──────── Records for the exercise
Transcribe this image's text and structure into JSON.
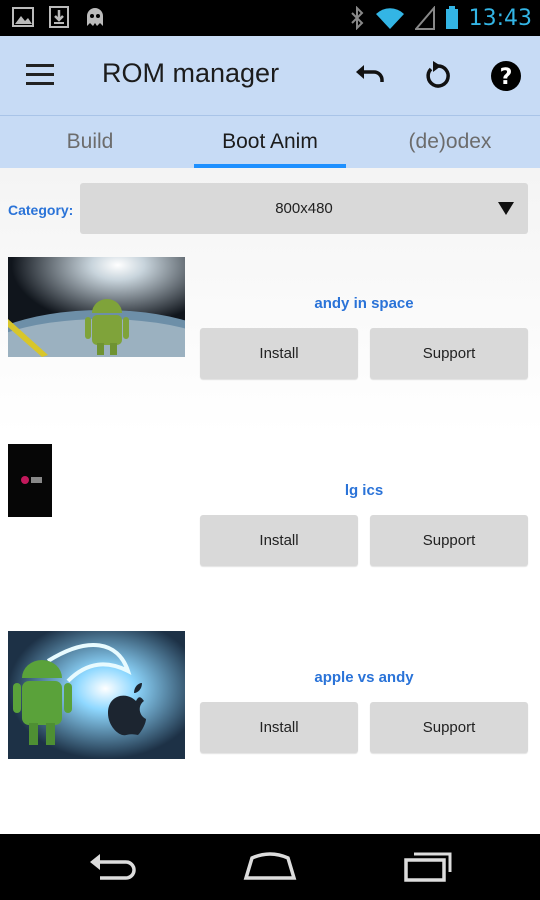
{
  "status_bar": {
    "time": "13:43",
    "icons": [
      "image-icon",
      "download-icon",
      "ghost-icon",
      "bluetooth-icon",
      "wifi-icon",
      "signal-icon",
      "battery-icon"
    ]
  },
  "action_bar": {
    "title": "ROM manager",
    "actions": [
      "undo-icon",
      "refresh-icon",
      "help-icon"
    ]
  },
  "tabs": [
    {
      "label": "Build",
      "active": false
    },
    {
      "label": "Boot Anim",
      "active": true
    },
    {
      "label": "(de)odex",
      "active": false
    }
  ],
  "category": {
    "label": "Category:",
    "value": "800x480"
  },
  "items": [
    {
      "name": "andy in space",
      "install_label": "Install",
      "support_label": "Support"
    },
    {
      "name": "lg ics",
      "install_label": "Install",
      "support_label": "Support"
    },
    {
      "name": "apple vs andy",
      "install_label": "Install",
      "support_label": "Support"
    }
  ],
  "nav_bar": [
    "back-icon",
    "home-icon",
    "recents-icon"
  ],
  "colors": {
    "accent": "#2a73d8",
    "action_bar": "#c7dbf5",
    "tab_indicator": "#1e90ff",
    "status_time": "#33b5e5"
  }
}
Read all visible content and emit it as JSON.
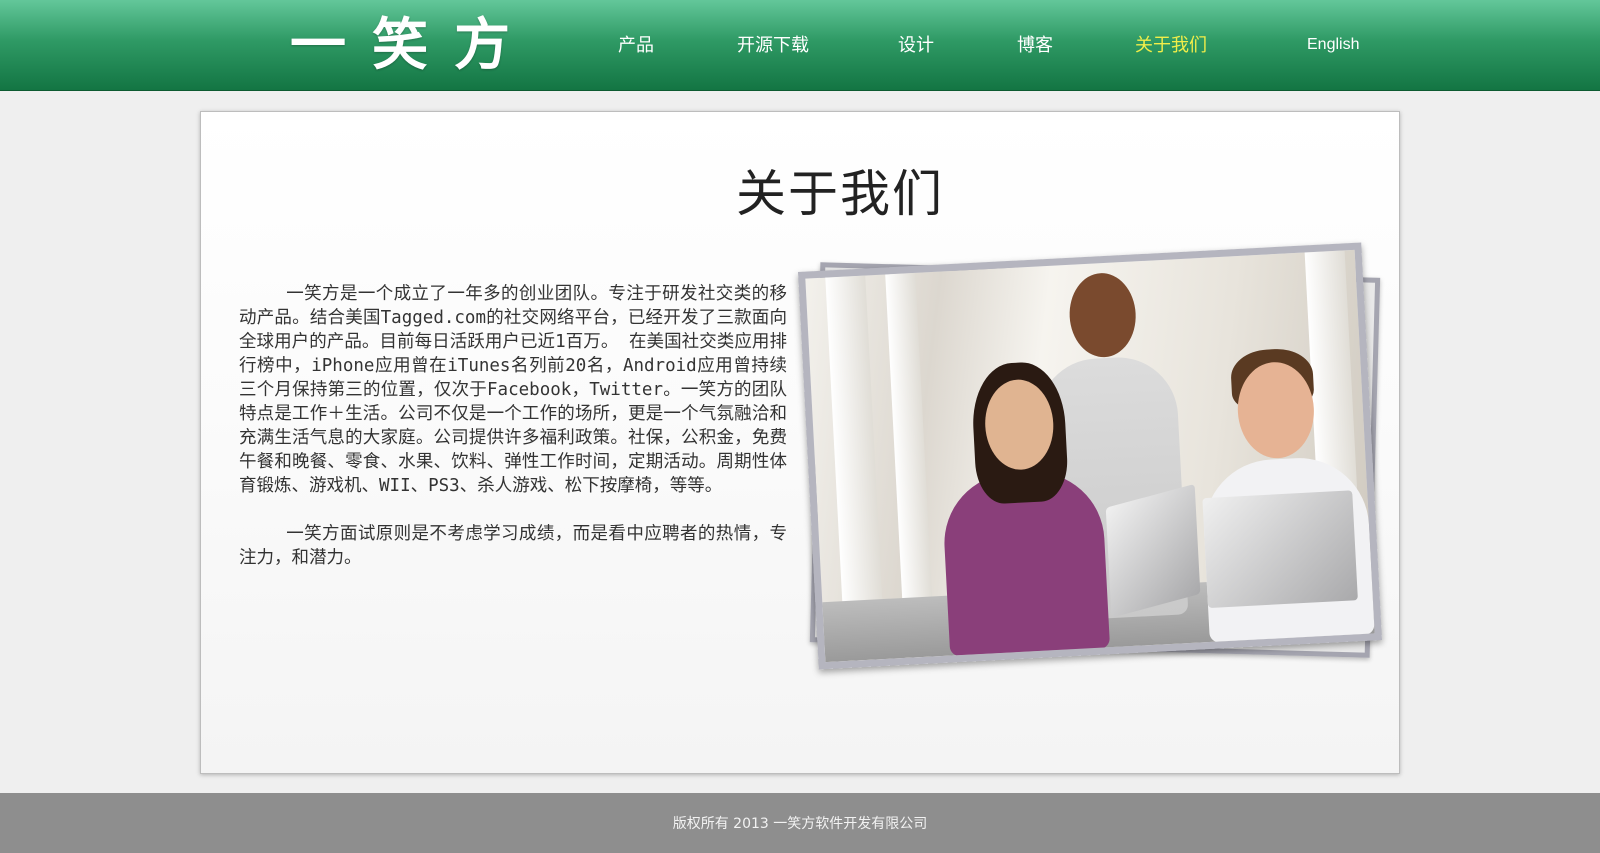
{
  "header": {
    "logo": "一笑方",
    "nav": [
      {
        "label": "产品"
      },
      {
        "label": "开源下载"
      },
      {
        "label": "设计"
      },
      {
        "label": "博客"
      },
      {
        "label": "关于我们",
        "active": true
      }
    ],
    "language": "English",
    "active_color": "#f1ee49"
  },
  "main": {
    "title": "关于我们",
    "paragraphs": [
      "一笑方是一个成立了一年多的创业团队。专注于研发社交类的移动产品。结合美国Tagged.com的社交网络平台，已经开发了三款面向全球用户的产品。目前每日活跃用户已近1百万。   在美国社交类应用排行榜中，iPhone应用曾在iTunes名列前20名，Android应用曾持续三个月保持第三的位置，仅次于Facebook，Twitter。一笑方的团队特点是工作＋生活。公司不仅是一个工作的场所，更是一个气氛融洽和充满生活气息的大家庭。公司提供许多福利政策。社保，公积金，免费午餐和晚餐、零食、水果、饮料、弹性工作时间，定期活动。周期性体育锻炼、游戏机、WII、PS3、杀人游戏、松下按摩椅，等等。",
      "一笑方面试原则是不考虑学习成绩，而是看中应聘者的热情，专注力，和潜力。"
    ]
  },
  "footer": {
    "copyright": "版权所有 2013 一笑方软件开发有限公司"
  }
}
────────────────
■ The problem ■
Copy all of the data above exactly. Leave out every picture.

■ Completed task ■
Transcribe this image's text and structure into JSON.
{
  "status_bar": {
    "time": "13:43",
    "icons": [
      "image-icon",
      "download-icon",
      "ghost-icon",
      "bluetooth-icon",
      "wifi-icon",
      "signal-icon",
      "battery-icon"
    ]
  },
  "action_bar": {
    "title": "ROM manager",
    "actions": [
      "undo-icon",
      "refresh-icon",
      "help-icon"
    ]
  },
  "tabs": [
    {
      "label": "Build",
      "active": false
    },
    {
      "label": "Boot Anim",
      "active": true
    },
    {
      "label": "(de)odex",
      "active": false
    }
  ],
  "category": {
    "label": "Category:",
    "value": "800x480"
  },
  "items": [
    {
      "name": "andy in space",
      "install_label": "Install",
      "support_label": "Support"
    },
    {
      "name": "lg ics",
      "install_label": "Install",
      "support_label": "Support"
    },
    {
      "name": "apple vs andy",
      "install_label": "Install",
      "support_label": "Support"
    }
  ],
  "nav_bar": [
    "back-icon",
    "home-icon",
    "recents-icon"
  ],
  "colors": {
    "accent": "#2a73d8",
    "action_bar": "#c7dbf5",
    "tab_indicator": "#1e90ff",
    "status_time": "#33b5e5"
  }
}
Read all visible content and emit it as JSON.
{
  "header": {
    "logo": "一笑方",
    "nav": [
      {
        "label": "产品"
      },
      {
        "label": "开源下载"
      },
      {
        "label": "设计"
      },
      {
        "label": "博客"
      },
      {
        "label": "关于我们",
        "active": true
      }
    ],
    "language": "English",
    "active_color": "#f1ee49"
  },
  "main": {
    "title": "关于我们",
    "paragraphs": [
      "一笑方是一个成立了一年多的创业团队。专注于研发社交类的移动产品。结合美国Tagged.com的社交网络平台，已经开发了三款面向全球用户的产品。目前每日活跃用户已近1百万。   在美国社交类应用排行榜中，iPhone应用曾在iTunes名列前20名，Android应用曾持续三个月保持第三的位置，仅次于Facebook，Twitter。一笑方的团队特点是工作＋生活。公司不仅是一个工作的场所，更是一个气氛融洽和充满生活气息的大家庭。公司提供许多福利政策。社保，公积金，免费午餐和晚餐、零食、水果、饮料、弹性工作时间，定期活动。周期性体育锻炼、游戏机、WII、PS3、杀人游戏、松下按摩椅，等等。",
      "一笑方面试原则是不考虑学习成绩，而是看中应聘者的热情，专注力，和潜力。"
    ]
  },
  "footer": {
    "copyright": "版权所有 2013 一笑方软件开发有限公司"
  }
}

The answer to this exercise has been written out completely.